Of course, this critic started his discussion thread before the book was even released, so obviously he didn’t read it. Oh well, we’ve come to expect these kinds of attacks on books and authors that challenge Darwinist orthodoxy. Still it’s worth using this example — outlandish though it is — as an occasion to respond to the objection.
Science and Human Origins cover.jpgFirst, if the critic had read Science and Human Origins, he would have learned that there’s a lot more in it than just physical anthropology. In fact, three or four of the book’s five chapters arguably aren’t about physical anthropology or paleoanthropology at all — they’re about molecular biology and genetics. And two of the three authors of those chapters — Gauger and Axe — are biologists with strong backgrounds in those subfields.
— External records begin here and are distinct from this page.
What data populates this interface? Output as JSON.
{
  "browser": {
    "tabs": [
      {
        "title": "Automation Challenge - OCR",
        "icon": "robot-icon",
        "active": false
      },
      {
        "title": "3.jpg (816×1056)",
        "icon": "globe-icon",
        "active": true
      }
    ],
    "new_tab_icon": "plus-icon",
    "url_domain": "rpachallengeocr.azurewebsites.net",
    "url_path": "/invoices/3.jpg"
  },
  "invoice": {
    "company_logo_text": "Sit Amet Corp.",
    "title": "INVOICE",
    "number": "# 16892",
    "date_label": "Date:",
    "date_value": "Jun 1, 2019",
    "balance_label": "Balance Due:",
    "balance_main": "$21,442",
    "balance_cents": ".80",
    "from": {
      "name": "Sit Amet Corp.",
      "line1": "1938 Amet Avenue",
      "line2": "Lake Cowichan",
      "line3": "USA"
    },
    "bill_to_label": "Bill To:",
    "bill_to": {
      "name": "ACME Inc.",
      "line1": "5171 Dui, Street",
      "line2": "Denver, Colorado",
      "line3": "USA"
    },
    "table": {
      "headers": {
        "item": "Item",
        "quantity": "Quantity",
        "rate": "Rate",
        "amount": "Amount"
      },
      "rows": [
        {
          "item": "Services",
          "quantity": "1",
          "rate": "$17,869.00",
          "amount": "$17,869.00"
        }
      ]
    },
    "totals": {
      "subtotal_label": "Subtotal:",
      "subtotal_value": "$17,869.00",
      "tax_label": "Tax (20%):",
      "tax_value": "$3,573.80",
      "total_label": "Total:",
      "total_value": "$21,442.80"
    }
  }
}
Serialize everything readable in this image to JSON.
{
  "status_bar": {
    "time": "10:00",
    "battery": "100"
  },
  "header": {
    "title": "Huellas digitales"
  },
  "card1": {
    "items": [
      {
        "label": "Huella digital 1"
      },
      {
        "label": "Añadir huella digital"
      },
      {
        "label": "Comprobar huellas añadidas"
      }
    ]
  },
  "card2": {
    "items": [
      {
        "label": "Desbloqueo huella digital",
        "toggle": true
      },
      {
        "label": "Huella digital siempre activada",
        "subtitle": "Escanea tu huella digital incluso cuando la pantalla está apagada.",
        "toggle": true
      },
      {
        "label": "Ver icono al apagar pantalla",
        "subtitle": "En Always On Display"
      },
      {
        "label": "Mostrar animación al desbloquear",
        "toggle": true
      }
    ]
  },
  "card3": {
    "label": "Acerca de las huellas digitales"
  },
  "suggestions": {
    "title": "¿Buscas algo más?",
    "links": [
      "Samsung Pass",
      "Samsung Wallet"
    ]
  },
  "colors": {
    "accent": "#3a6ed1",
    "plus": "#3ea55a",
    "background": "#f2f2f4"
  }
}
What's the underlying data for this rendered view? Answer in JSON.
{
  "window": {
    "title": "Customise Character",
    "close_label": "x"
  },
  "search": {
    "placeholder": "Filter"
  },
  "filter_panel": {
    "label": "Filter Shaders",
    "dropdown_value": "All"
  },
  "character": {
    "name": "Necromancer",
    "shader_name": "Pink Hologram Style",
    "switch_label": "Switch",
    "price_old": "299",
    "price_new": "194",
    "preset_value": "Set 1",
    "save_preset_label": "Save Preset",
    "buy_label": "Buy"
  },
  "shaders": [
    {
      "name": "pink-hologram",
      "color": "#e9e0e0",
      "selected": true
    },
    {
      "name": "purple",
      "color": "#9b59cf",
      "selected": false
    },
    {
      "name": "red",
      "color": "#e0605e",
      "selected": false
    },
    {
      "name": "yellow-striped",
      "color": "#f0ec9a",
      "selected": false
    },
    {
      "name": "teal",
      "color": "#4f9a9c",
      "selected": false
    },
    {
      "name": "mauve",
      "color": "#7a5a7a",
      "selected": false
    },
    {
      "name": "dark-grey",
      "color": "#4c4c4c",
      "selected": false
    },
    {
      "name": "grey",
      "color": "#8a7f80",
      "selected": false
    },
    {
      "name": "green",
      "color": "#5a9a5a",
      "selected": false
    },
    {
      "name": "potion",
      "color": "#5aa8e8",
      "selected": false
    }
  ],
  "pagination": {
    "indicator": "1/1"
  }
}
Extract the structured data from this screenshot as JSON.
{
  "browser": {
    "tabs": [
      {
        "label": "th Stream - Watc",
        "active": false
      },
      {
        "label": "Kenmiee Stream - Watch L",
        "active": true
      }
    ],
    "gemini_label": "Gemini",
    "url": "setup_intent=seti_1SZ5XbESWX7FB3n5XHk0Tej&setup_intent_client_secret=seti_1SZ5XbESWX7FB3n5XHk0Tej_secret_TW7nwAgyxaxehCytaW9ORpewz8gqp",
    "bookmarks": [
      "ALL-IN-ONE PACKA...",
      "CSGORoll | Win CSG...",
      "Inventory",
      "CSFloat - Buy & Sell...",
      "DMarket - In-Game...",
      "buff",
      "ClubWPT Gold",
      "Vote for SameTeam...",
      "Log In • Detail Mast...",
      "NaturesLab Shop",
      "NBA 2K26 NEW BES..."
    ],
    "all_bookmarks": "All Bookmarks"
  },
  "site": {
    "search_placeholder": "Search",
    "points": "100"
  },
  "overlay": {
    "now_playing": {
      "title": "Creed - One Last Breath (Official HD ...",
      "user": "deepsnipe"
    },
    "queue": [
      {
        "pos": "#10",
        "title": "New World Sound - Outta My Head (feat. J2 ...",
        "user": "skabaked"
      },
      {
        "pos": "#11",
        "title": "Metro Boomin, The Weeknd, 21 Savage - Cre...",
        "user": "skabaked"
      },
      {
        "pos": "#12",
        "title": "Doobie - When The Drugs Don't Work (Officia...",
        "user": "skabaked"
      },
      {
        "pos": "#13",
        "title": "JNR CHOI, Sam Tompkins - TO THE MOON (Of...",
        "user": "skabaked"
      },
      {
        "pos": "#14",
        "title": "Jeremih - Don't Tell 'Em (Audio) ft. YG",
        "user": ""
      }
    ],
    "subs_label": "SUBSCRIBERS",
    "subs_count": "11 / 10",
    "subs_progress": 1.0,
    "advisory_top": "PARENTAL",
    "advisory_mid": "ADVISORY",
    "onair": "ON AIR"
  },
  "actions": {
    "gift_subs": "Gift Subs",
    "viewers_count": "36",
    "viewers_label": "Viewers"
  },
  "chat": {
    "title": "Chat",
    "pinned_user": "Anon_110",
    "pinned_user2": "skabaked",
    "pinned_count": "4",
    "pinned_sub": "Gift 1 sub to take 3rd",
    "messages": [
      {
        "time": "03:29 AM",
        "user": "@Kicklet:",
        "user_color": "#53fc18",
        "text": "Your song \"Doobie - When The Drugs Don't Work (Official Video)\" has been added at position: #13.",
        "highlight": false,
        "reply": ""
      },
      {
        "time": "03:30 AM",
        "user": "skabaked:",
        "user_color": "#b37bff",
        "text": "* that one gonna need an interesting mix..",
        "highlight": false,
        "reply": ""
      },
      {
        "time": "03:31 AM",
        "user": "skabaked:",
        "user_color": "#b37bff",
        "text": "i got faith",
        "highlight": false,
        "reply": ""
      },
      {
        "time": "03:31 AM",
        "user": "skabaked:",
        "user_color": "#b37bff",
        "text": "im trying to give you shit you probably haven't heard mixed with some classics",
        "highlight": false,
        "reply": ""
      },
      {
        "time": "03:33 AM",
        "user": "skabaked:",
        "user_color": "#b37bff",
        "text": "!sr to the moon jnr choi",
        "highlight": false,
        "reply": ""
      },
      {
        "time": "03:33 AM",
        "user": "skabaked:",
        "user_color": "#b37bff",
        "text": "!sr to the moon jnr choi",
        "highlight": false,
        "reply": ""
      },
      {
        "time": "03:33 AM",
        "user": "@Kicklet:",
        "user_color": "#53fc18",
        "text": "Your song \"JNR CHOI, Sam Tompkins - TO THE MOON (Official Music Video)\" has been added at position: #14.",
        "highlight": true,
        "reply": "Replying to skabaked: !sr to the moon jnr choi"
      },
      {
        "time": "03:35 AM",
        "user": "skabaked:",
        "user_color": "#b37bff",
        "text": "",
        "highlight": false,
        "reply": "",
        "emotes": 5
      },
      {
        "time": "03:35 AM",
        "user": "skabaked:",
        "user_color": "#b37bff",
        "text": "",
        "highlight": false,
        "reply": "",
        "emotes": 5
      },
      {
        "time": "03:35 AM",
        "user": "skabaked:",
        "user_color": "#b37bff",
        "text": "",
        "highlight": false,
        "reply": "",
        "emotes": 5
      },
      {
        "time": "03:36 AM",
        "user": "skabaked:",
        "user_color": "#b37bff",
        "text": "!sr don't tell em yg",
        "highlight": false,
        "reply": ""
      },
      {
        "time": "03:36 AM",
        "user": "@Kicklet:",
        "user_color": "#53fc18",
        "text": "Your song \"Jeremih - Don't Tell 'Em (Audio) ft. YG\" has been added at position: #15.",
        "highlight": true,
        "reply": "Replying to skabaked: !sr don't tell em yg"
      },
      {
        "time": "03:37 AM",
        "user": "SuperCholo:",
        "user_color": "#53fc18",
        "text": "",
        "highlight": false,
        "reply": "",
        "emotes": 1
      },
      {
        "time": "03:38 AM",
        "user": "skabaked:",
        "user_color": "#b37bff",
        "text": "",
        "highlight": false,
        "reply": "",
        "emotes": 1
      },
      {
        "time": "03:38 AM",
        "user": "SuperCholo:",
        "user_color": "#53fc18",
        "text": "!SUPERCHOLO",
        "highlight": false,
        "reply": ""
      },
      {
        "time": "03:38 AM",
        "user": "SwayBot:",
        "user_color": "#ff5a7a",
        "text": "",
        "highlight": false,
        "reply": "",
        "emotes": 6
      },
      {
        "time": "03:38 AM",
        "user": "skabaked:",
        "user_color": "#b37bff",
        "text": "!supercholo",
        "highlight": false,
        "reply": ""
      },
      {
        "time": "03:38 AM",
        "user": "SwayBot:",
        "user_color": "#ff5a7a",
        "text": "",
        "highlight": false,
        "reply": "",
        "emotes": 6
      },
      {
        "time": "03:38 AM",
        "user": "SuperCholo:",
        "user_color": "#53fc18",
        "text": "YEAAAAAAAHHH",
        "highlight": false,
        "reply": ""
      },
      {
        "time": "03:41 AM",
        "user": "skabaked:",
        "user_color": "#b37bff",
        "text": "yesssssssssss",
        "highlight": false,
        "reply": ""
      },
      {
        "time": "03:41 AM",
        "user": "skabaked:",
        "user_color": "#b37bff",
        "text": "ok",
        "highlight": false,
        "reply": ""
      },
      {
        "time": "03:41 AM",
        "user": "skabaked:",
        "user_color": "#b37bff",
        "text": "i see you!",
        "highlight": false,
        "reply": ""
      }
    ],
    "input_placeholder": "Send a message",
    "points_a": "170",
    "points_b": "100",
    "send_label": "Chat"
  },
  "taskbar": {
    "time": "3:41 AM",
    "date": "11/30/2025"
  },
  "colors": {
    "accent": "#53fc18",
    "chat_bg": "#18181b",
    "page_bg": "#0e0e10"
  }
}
So as far as the subject matter of the book is concerned, they have scientific training in precisely the topics they’re writing about.
For example, in Chapter 2, Doug Axe writes about the ability of the mutation-selection mechanism to produce, in humans, features that require multiple coordinated mutations. Since Axe has published peer-reviewed research on the evolution of multimutation features as well as experimental research showing that these features exist in nature, he’s well suited to address the subject here. His chapter argues that it would be mathematically impossible for multimutation features to arise by mutation and selection in humans in the six million years since their most recent alleged common ancestor with apes.
Likewise, in Chapter 5, Ann Gauger addresses a specific subfield of biology called population genetics. Dr. Gauger has a strong background in molecular biology, genetics, cell biology, and developmental biology, having studied at MIT as an undergrad, the University of Washington for her PhD, and as a post-doc fellow at Harvard. As credentials go, those are not bad.
As for other parts of the book, Casey Luskin wrote Chapter 3, which is the chapter that by far deals the most with paleoanthropology. Luskin holds two degrees in earth sciences from UC San Diego, took many courses covering evolution — including courses studying fossils relevant to human origins — during undergraduate and graduate studies, and conducted geological research at Scripps Institution for Oceanography. While it’s true that Luskin doesn’t hold a formal degree in paleoanthropology, he’s scientifically trained in closely related fields. A few years back he published a technical paper titled “Human Origins and Intelligent Design: Review and Analysis” in the ID journal Progress in Complexity, Information, and Design.
Luskin is an informed outsider and perfectly well suited to consider the evidence, bringing a fresh perspective and drawing a credible conclusion. Trained as an attorney, he does a fine job of spotting logical problems in the evolutionist’s case for human/ape common ancestry. Casey’s chapter on the fossil record is the longest in the book, with well over 100 citations to mainstream technical scientific articles and books related to human origins. Critics need to respond to his discussion of the evidence.
Will they? If past experience is a guide, there’s reason to doubt it. Critics of intelligent design are more comfortable attacking people than they are answering arguments. So it goes with the community of Darwin boosters. Their ranks are heavy with bullies and their leaders are almost all cowards, who flee from a fair fight on the merit of the ideas that are up for debate.

David Klinghoffer

Senior Fellow and Editor, Evolution News
David Klinghoffer is a Senior Fellow at Discovery Institute and the editor of Evolution News & Science Today, the daily voice of Discovery Institute’s Center for Science & Culture, reporting on intelligent design, evolution, and the intersection of science and culture. Klinghoffer is also the author of six books, a former senior editor and literary editor at National Review magazine, and has written for the Los Angeles Times, New York Times, Wall Street Journal, Washington Post, Seattle Times, Commentary, and other publications. Born in Santa Monica, California, he graduated from Brown University in 1987 with an A.B. magna cum laude in comparative literature and religious studies. David lives near Seattle, Washington, with his wife and children.